- Internal team staff development of no more than 20–30 minutes, focused on an area that the team as a whole needs (The first meeting of the year is led by the TLI project director, and then each coach leads one during the year. This sharpens everyone’s research, staff development preparation, and staff development presentation skills. It also keeps all staff abreast of current educational events/pedagogy); and,
- Team-building activity (sometimes even going to Starbucks for collaboration, coffee, and cookies).
The GISD TLI literacy coaches have, since Year 1, sent emails to teachers with teaching tips and set meeting/modeling times. The campus administrator and TLI project director are always copied on the messages so that everyone is in the loop. Additionally, since Year 1, the GISD TLI literacy coaches have touched base with the campus administration as soon as they step onto a campus prior to going to any teacher’s room or Professional Learning Community/CBLT meeting. This is a courtesy to allow campus administration to know who is on their campus and for what purpose.
Finally, there are two additional things done by the TLI project director, Ms. Madariaga,that have had a positive impact on stakeholders. First, at random times during the school year, personal emails of appreciation are sent to individual teachers and campus administration. Everyone likes to know that they are appreciated, especially by someone at Central Office. Second, at least twice a year, Ms. Madariaga requests permission from various teachers to teach a class for two class periods, meeting with them first to see where they are in the scope and sequence, developing the lesson, making any copies needed, and providing full-on direct instruction to their class. The teachers are welcome to plan with Ms. Madariaga and stay in the classroom for a direct model, but they are just as welcome to take a break. They are then provided their favorite school-appropriate beverage and a treat with a few post-it pads and pencils in a gift bag.
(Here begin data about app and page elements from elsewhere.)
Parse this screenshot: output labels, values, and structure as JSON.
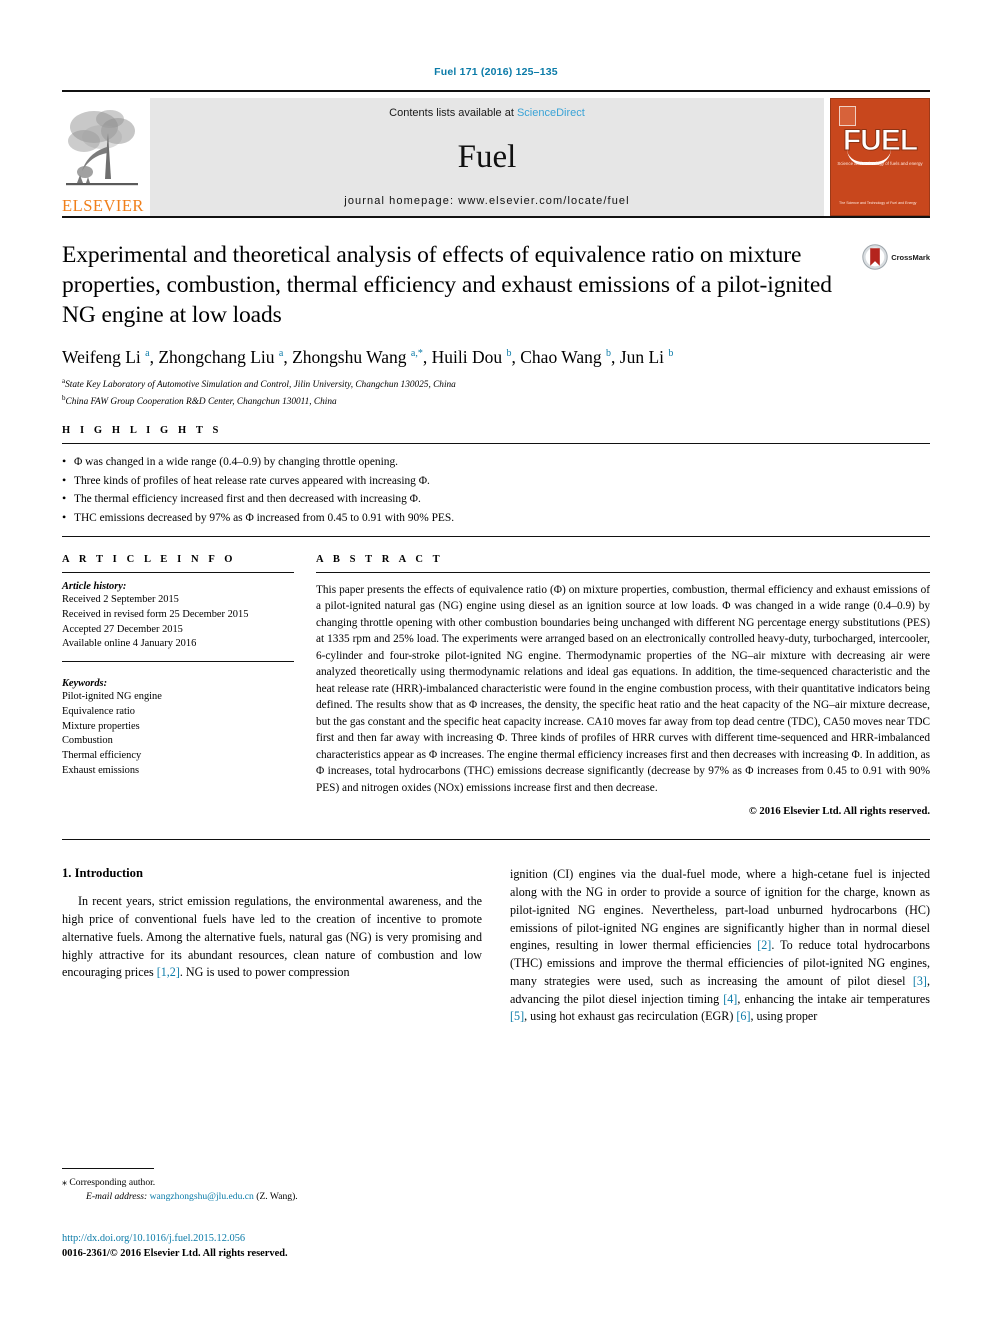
{
  "running_head": "Fuel 171 (2016) 125–135",
  "masthead": {
    "publisher_name": "ELSEVIER",
    "contents_prefix": "Contents lists available at",
    "contents_link": "ScienceDirect",
    "journal_name": "Fuel",
    "homepage": "journal homepage: www.elsevier.com/locate/fuel",
    "cover": {
      "wordmark": "FUEL",
      "subtitle": "Science and technology of fuels and energy",
      "footer": "The Science and Technology\nof Fuel and Energy"
    }
  },
  "article": {
    "title": "Experimental and theoretical analysis of effects of equivalence ratio on mixture properties, combustion, thermal efficiency and exhaust emissions of a pilot-ignited NG engine at low loads",
    "crossmark_label": "CrossMark",
    "authors_html": "Weifeng Li <sup>a</sup>, Zhongchang Liu <sup>a</sup>, Zhongshu Wang <sup>a,*</sup>, Huili Dou <sup>b</sup>, Chao Wang <sup>b</sup>, Jun Li <sup>b</sup>",
    "affiliations": [
      {
        "marker": "a",
        "text": "State Key Laboratory of Automotive Simulation and Control, Jilin University, Changchun 130025, China"
      },
      {
        "marker": "b",
        "text": "China FAW Group Cooperation R&D Center, Changchun 130011, China"
      }
    ]
  },
  "highlights": {
    "heading": "H I G H L I G H T S",
    "items": [
      "Φ was changed in a wide range (0.4–0.9) by changing throttle opening.",
      "Three kinds of profiles of heat release rate curves appeared with increasing Φ.",
      "The thermal efficiency increased first and then decreased with increasing Φ.",
      "THC emissions decreased by 97% as Φ increased from 0.45 to 0.91 with 90% PES."
    ]
  },
  "article_info": {
    "heading": "A R T I C L E    I N F O",
    "history_title": "Article history:",
    "history": [
      "Received 2 September 2015",
      "Received in revised form 25 December 2015",
      "Accepted 27 December 2015",
      "Available online 4 January 2016"
    ],
    "keywords_title": "Keywords:",
    "keywords": [
      "Pilot-ignited NG engine",
      "Equivalence ratio",
      "Mixture properties",
      "Combustion",
      "Thermal efficiency",
      "Exhaust emissions"
    ]
  },
  "abstract": {
    "heading": "A B S T R A C T",
    "text": "This paper presents the effects of equivalence ratio (Φ) on mixture properties, combustion, thermal efficiency and exhaust emissions of a pilot-ignited natural gas (NG) engine using diesel as an ignition source at low loads. Φ was changed in a wide range (0.4–0.9) by changing throttle opening with other combustion boundaries being unchanged with different NG percentage energy substitutions (PES) at 1335 rpm and 25% load. The experiments were arranged based on an electronically controlled heavy-duty, turbocharged, intercooler, 6-cylinder and four-stroke pilot-ignited NG engine. Thermodynamic properties of the NG–air mixture with decreasing air were analyzed theoretically using thermodynamic relations and ideal gas equations. In addition, the time-sequenced characteristic and the heat release rate (HRR)-imbalanced characteristic were found in the engine combustion process, with their quantitative indicators being defined. The results show that as Φ increases, the density, the specific heat ratio and the heat capacity of the NG–air mixture decrease, but the gas constant and the specific heat capacity increase. CA10 moves far away from top dead centre (TDC), CA50 moves near TDC first and then far away with increasing Φ. Three kinds of profiles of HRR curves with different time-sequenced and HRR-imbalanced characteristics appear as Φ increases. The engine thermal efficiency increases first and then decreases with increasing Φ. In addition, as Φ increases, total hydrocarbons (THC) emissions decrease significantly (decrease by 97% as Φ increases from 0.45 to 0.91 with 90% PES) and nitrogen oxides (NOx) emissions increase first and then decrease.",
    "copyright": "© 2016 Elsevier Ltd. All rights reserved."
  },
  "introduction": {
    "heading": "1. Introduction",
    "left_paragraph_html": "In recent years, strict emission regulations, the environmental awareness, and the high price of conventional fuels have led to the creation of incentive to promote alternative fuels. Among the alternative fuels, natural gas (NG) is very promising and highly attractive for its abundant resources, clean nature of combustion and low encouraging prices <span class=\"ref\">[1,2]</span>. NG is used to power compression",
    "right_paragraph_html": "ignition (CI) engines via the dual-fuel mode, where a high-cetane fuel is injected along with the NG in order to provide a source of ignition for the charge, known as pilot-ignited NG engines. Nevertheless, part-load unburned hydrocarbons (HC) emissions of pilot-ignited NG engines are significantly higher than in normal diesel engines, resulting in lower thermal efficiencies <span class=\"ref\">[2]</span>. To reduce total hydrocarbons (THC) emissions and improve the thermal efficiencies of pilot-ignited NG engines, many strategies were used, such as increasing the amount of pilot diesel <span class=\"ref\">[3]</span>, advancing the pilot diesel injection timing <span class=\"ref\">[4]</span>, enhancing the intake air temperatures <span class=\"ref\">[5]</span>, using hot exhaust gas recirculation (EGR) <span class=\"ref\">[6]</span>, using proper"
  },
  "footnote": {
    "corresponding_star": "⁎",
    "corresponding_text": "Corresponding author.",
    "email_label": "E-mail address:",
    "email": "wangzhongshu@jlu.edu.cn",
    "email_owner": "(Z. Wang)."
  },
  "page_footer": {
    "doi": "http://dx.doi.org/10.1016/j.fuel.2015.12.056",
    "issn_line": "0016-2361/© 2016 Elsevier Ltd. All rights reserved."
  },
  "colors": {
    "link_blue": "#0b7ba8",
    "sciencedirect_blue": "#3aa3d6",
    "elsevier_orange": "#f07f1a",
    "cover_orange": "#c8471d",
    "masthead_grey": "#e6e6e6"
  }
}
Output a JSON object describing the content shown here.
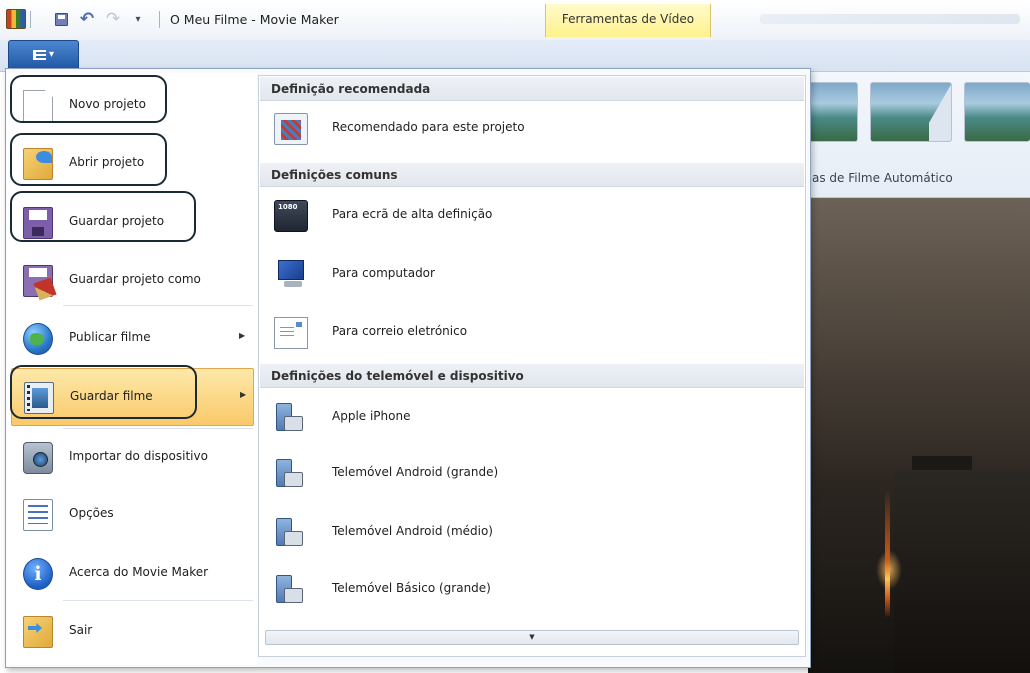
{
  "window": {
    "title": "O Meu Filme - Movie Maker",
    "context_tab": "Ferramentas de Vídeo",
    "quick_access": [
      "save-icon",
      "undo-icon",
      "redo-icon",
      "customize-icon"
    ]
  },
  "ribbon": {
    "app_button_icon": "app-menu-icon",
    "background_label": "as de Filme Automático"
  },
  "menu": {
    "items": [
      {
        "label": "Novo projeto",
        "icon": "new-document-icon",
        "has_submenu": false
      },
      {
        "label": "Abrir projeto",
        "icon": "open-folder-icon",
        "has_submenu": false
      },
      {
        "label": "Guardar projeto",
        "icon": "save-disk-icon",
        "has_submenu": false
      },
      {
        "label": "Guardar projeto como",
        "icon": "save-as-icon",
        "has_submenu": false
      },
      {
        "label": "Publicar filme",
        "icon": "globe-icon",
        "has_submenu": true
      },
      {
        "label": "Guardar filme",
        "icon": "film-icon",
        "has_submenu": true,
        "highlighted": true
      },
      {
        "label": "Importar do dispositivo",
        "icon": "camera-icon",
        "has_submenu": false
      },
      {
        "label": "Opções",
        "icon": "options-icon",
        "has_submenu": false
      },
      {
        "label": "Acerca do Movie Maker",
        "icon": "info-icon",
        "has_submenu": false
      },
      {
        "label": "Sair",
        "icon": "exit-icon",
        "has_submenu": false
      }
    ],
    "submenu_arrow": "▶"
  },
  "submenu": {
    "sections": [
      {
        "header": "Definição recomendada",
        "items": [
          {
            "label": "Recomendado para este projeto",
            "icon": "recommended-icon"
          }
        ]
      },
      {
        "header": "Definições comuns",
        "items": [
          {
            "label": "Para ecrã de alta definição",
            "icon": "hd-display-icon"
          },
          {
            "label": "Para computador",
            "icon": "computer-icon"
          },
          {
            "label": "Para correio eletrónico",
            "icon": "email-icon"
          }
        ]
      },
      {
        "header": "Definições do telemóvel e dispositivo",
        "items": [
          {
            "label": "Apple iPhone",
            "icon": "phone-icon"
          },
          {
            "label": "Telemóvel Android (grande)",
            "icon": "phone-icon"
          },
          {
            "label": "Telemóvel Android (médio)",
            "icon": "phone-icon"
          },
          {
            "label": "Telemóvel Básico (grande)",
            "icon": "phone-icon"
          }
        ]
      }
    ],
    "scroll_glyph": "▼"
  },
  "colors": {
    "highlight": "#f9c96a",
    "app_button": "#225aa8",
    "context_tab": "#fff18a",
    "callout_border": "#1a2a33"
  }
}
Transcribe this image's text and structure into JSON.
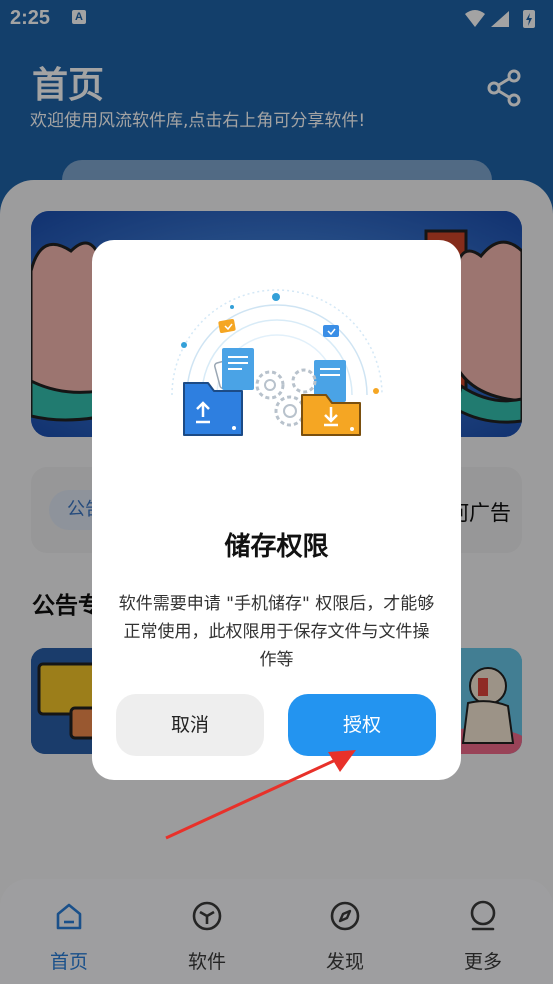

While commitment and dedication have led to continued success in the area of communication and support to TLI staff, the district’s project director, Davia Madariaga, states, “I’m no great leader or thinker, but I have had the privilege of serving under great leaders that continue to mentor and model leadership/communication skills, and I strive each day to be that type of leader for my GISD TLI literacy coaching staff and the staff of Greenville ISD,” demonstrating that powerful communication with stakeholders stems from the understanding that service is a privilege.
We at IPSI are privileged that Ms. Madariaga has shared her expertise and knowledge in her practices of communication through this snapshot and prior newsletters prepared throughout the year. It is our hope that sharing strategies and practices such as this structure of communication will benefit others in viewing the complexity of our work in achieving the overall goal of impacting learners.
About the Authors
Davia Madariaga is currently the TLI Project Director & PK-12 Special Programs Coordinator for Greenville ISD. She is a seasoned professional development facilitator and curriculum writer for both large and medium-sized districts. Her previous career as a government law paralegal has given her the background necessary to oversee successful state and federal programs on the district level. She is currently a doctoral student at Concordia University and where she also earned her Master of Education degree. She earned her bachelor's degree from East Texas State University in Commerce (now Texas A&M-Commerce).
Genise Henry has provided professional development and technical assistance to school districts at the national level and currently supports districts funded through the Texas Literacy Initiative as a field services manager at IPSI. Her experience at the elementary and secondary levels is foundational for her work in implementing research-based and data-driven best practices for school improvement. She earned her PhD and Master of Education at Texas State University in San Marcos and her bachelor’s degree at Huston-Tillotson University in Austin.